Varying points of view and greater democracy?
A question from the audience has sparked talk about new media providing people with more and more narrow outlets for their interests, preventing them from seeing anything written from a different point of view. Prof. Shah contends that, in fact, it’s not as pervasive a problem as we may think, and there’s a great variety of people who visit any particular site, no matter how specific.
Moderator Sue Robinson, also a professor at UW-Madison, asks if there may be an ethical responsibility on the part of newspapers and news sites to prevent this furthering segmentation, citing the Capital Times’ specifically sports and arts oriented sites. The panelists consensus seems to be there’s no stopping that, people are going to get what they want somehow, so we might as well give it to them. Readers are readers, and we shouldn’t worry about what else they might be seeing. Is that right? Do you think we should do what we can to expose readers to a wide variety of topics and viewpoints, or is that simply not our jobs?
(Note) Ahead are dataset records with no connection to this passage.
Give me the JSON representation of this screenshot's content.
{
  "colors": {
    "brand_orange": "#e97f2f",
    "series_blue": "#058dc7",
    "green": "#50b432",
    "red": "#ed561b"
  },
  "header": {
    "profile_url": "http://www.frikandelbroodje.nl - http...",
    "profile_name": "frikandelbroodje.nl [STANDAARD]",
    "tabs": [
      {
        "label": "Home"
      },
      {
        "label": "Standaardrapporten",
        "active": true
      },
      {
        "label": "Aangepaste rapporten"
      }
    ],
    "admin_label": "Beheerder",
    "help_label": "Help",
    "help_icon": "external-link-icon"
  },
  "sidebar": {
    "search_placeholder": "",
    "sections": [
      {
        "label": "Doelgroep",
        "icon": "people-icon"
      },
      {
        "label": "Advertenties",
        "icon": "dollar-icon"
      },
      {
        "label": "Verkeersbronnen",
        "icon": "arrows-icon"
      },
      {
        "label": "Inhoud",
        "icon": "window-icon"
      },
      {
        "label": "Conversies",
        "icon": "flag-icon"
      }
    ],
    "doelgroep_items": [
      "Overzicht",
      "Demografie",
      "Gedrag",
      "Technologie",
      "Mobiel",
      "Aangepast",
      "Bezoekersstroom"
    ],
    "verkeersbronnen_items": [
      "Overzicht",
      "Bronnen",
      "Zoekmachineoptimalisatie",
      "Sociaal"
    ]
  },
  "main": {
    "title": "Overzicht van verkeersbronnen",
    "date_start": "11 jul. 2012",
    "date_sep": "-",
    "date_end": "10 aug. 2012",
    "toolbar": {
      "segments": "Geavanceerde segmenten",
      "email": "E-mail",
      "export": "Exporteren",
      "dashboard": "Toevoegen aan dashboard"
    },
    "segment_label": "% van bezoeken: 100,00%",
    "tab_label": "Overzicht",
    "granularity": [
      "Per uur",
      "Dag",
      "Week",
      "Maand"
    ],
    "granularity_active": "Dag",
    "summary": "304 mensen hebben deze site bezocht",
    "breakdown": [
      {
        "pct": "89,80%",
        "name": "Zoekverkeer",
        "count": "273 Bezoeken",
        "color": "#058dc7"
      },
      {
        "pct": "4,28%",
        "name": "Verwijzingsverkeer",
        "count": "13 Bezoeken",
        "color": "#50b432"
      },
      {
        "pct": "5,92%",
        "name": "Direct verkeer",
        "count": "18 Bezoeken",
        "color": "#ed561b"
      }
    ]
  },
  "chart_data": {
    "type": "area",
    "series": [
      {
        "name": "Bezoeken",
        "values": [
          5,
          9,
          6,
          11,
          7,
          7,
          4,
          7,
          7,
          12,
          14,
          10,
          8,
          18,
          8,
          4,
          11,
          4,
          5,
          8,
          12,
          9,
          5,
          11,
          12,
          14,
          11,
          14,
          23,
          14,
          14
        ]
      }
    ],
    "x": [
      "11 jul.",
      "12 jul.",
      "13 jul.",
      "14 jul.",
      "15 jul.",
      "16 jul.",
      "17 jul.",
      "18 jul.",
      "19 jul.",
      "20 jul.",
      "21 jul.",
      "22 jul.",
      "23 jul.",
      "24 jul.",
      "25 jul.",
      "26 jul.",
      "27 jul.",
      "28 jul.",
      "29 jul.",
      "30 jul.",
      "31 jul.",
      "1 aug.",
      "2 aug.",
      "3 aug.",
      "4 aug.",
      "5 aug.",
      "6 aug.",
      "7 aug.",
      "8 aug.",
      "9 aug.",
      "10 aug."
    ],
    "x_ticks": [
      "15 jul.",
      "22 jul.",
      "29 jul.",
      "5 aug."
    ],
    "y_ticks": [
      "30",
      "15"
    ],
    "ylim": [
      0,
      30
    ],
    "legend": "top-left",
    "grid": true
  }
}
Katy Culver takes it one step further and asks that we ensure a broad readership, and equal access to all. Dhavan Shah quickly countered that, in his view, new media are more democratic than the old. What do you think? Do websites and twitter provide a greater degree of accessibility for the audience, or are we missing out on the (not insignificant) part of the population that stays off line.